I subscribe to a number of lists that send me through all sorts of articles - more than I have time to read. But as yesterday was ANZAC Day (& I'd been up very early to attend the dawn service) I had time to trawl through some of these articles. And I'm really glad I did as I want to share this interesting article from the Chicago Tribune about a professor returning to use his public library. Its well worth a read.
Given that he is a scholar, of course the article starts with some historical context - which is great. Here is the start of the article;
For 60 years, I looked down my nose at the public library, even though it's one of the key inventions and discoveries that lifted humans above lesser beings.
Taming fire freed us from shivering in the cold. Agriculture filled our bellies. And the public library liberated us from what Marx called "the idiocy of rural life" — an inability to imagine the world beyond the minuscule slice we inhabit.

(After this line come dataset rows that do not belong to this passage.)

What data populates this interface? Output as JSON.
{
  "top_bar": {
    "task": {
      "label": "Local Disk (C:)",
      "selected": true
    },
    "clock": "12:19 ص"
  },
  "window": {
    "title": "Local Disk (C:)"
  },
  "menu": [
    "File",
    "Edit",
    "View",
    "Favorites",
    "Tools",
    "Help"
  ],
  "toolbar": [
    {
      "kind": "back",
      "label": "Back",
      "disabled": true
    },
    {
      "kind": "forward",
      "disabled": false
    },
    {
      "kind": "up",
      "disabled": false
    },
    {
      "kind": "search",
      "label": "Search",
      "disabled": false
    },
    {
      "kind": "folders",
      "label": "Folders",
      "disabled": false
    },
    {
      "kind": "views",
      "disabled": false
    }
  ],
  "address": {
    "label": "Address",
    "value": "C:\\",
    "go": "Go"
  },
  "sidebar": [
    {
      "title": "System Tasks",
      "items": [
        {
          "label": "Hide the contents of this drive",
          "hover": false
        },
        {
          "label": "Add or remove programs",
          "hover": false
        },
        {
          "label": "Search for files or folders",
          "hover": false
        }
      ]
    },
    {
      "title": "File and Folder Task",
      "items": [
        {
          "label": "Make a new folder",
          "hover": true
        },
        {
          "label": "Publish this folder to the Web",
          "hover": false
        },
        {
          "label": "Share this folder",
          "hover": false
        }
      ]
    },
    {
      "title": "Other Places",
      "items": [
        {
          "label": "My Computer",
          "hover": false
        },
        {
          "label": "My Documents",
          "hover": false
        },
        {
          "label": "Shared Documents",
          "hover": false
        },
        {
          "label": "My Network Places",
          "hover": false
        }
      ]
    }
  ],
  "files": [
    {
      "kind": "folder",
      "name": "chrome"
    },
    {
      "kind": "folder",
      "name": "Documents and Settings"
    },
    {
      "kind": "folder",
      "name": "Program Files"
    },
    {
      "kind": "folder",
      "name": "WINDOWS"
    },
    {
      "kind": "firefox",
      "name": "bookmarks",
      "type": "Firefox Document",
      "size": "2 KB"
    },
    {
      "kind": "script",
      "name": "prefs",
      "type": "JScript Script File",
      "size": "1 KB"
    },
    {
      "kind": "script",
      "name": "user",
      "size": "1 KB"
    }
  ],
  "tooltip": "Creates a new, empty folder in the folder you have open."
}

Here's to a bright future for our public libraries, continuing to deliver on this promise, of liberating people's minds and supporting people's desire for knowledge and aspirations for success in whatever field they choose - whether it be self-discovery, picture framing or other pursuits.